(ii) Computer modelling and network analysis - to test gene network hypotheses. We recently published two essays comparing gene networks to self-referential arguments in ancient Greek philosophy (Nature 458:969, 2009; Bioessays 31(10):1110-5, 2009). These essays explain intuitively how a fish might make stripe patterns, and why static network arrow diagrams are dangerous. We remain very interested in emergent phenomena such as Turing patterns.
Looking at transcription networks in E. coli, we asked the question, "What happens when you add lots of new connections to an existing large gene network?". By shuffling E. coli transcription networks with promoter-ORF fusions we found that networks are very tolerant to rewiring (Nature 452:840-5, 2008). We have continued this work with a large-scale transcriptomics analysis of ~85 rewired networks that reveals how perturbations propagate across networks (Nature Communications 6, 2015).
(iii) Synthetic Gene Network construction - to obtain desired patterns or behaviours of gene expression. For example, we built a activator-repressor gene network to read synthetic morphogen gradients (PLoS Biology 3(3), e64, 2005). This work culminated in a comprehensive analysis of all the ways to make a stripe in a morphogen gradient, developing a new network engineering methodology to explore a whole network design space (Nature Communications 5, 2014).
We have a number of projects, ranging from purely basic science to those with biotechnological and medical applications, including gene therapy.
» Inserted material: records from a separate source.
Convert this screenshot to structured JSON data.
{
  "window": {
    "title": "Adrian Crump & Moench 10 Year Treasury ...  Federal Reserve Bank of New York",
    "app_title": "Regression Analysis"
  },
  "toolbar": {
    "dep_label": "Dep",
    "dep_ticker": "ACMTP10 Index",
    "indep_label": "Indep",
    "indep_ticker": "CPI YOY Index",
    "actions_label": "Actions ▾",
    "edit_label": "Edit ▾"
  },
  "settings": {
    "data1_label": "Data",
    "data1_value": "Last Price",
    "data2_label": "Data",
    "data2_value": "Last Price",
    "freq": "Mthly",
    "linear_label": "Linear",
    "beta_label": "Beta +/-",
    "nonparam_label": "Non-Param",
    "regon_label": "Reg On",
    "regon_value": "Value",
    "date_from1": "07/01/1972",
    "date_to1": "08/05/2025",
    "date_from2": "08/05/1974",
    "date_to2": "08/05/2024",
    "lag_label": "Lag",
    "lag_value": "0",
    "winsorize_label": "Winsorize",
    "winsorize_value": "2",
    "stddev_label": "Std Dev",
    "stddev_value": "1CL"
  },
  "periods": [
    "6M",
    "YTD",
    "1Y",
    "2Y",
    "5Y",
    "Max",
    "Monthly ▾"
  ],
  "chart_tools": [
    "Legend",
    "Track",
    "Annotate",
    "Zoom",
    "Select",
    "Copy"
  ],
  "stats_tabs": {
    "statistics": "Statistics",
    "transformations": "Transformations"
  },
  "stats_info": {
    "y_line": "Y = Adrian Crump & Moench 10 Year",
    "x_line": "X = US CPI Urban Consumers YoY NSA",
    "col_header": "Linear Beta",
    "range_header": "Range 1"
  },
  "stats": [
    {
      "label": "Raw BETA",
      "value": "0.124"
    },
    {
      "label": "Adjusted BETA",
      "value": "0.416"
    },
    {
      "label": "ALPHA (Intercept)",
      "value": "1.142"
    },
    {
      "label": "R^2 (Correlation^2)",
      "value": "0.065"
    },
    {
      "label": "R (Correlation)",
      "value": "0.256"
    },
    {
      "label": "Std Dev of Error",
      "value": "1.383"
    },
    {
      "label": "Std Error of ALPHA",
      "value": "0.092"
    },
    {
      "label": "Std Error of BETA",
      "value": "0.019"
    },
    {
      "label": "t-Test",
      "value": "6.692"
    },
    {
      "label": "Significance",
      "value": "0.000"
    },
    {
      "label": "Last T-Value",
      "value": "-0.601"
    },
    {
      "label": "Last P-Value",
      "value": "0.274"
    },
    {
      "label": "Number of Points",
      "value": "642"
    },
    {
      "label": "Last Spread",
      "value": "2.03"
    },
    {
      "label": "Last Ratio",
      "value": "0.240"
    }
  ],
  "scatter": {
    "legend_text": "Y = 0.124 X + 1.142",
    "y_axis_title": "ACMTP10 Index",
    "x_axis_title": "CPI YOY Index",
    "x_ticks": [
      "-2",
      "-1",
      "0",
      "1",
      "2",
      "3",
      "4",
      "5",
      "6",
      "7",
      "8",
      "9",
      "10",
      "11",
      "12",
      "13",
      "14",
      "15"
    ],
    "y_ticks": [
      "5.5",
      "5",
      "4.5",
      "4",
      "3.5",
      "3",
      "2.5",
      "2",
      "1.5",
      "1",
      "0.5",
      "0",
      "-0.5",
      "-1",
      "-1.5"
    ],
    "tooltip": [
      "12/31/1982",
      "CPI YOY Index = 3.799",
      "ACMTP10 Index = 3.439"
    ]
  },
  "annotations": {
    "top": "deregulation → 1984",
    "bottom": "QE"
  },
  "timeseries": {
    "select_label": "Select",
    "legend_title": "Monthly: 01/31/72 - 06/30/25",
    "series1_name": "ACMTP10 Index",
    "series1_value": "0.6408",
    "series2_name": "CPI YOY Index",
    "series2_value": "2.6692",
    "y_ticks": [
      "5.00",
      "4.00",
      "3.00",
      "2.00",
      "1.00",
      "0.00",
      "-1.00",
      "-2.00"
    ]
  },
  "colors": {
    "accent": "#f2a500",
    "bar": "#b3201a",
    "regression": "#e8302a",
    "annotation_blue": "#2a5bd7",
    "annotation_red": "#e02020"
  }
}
Ultimately, we aim to engineer synthetic gene networks to carry out programmed functions in a robust and predictable manner, in both bacterial and mammalian cells.
Links to our Partners and Funding Agencies:
European Research Council (ERC): ERC Starting Grant
The Wellcome Trust, UK: New Investigator Award - see 2013 tab
The EVOPROG consortium: http://www.evoprog.eu/
The MycoSynVac consortium: http://www.mycosynvac.eu/
The Zinc Finger Consortium: http://www.zincfingers.org/
The PLoS Synthetic Biology Collection: Collection
Google Scholar: Profile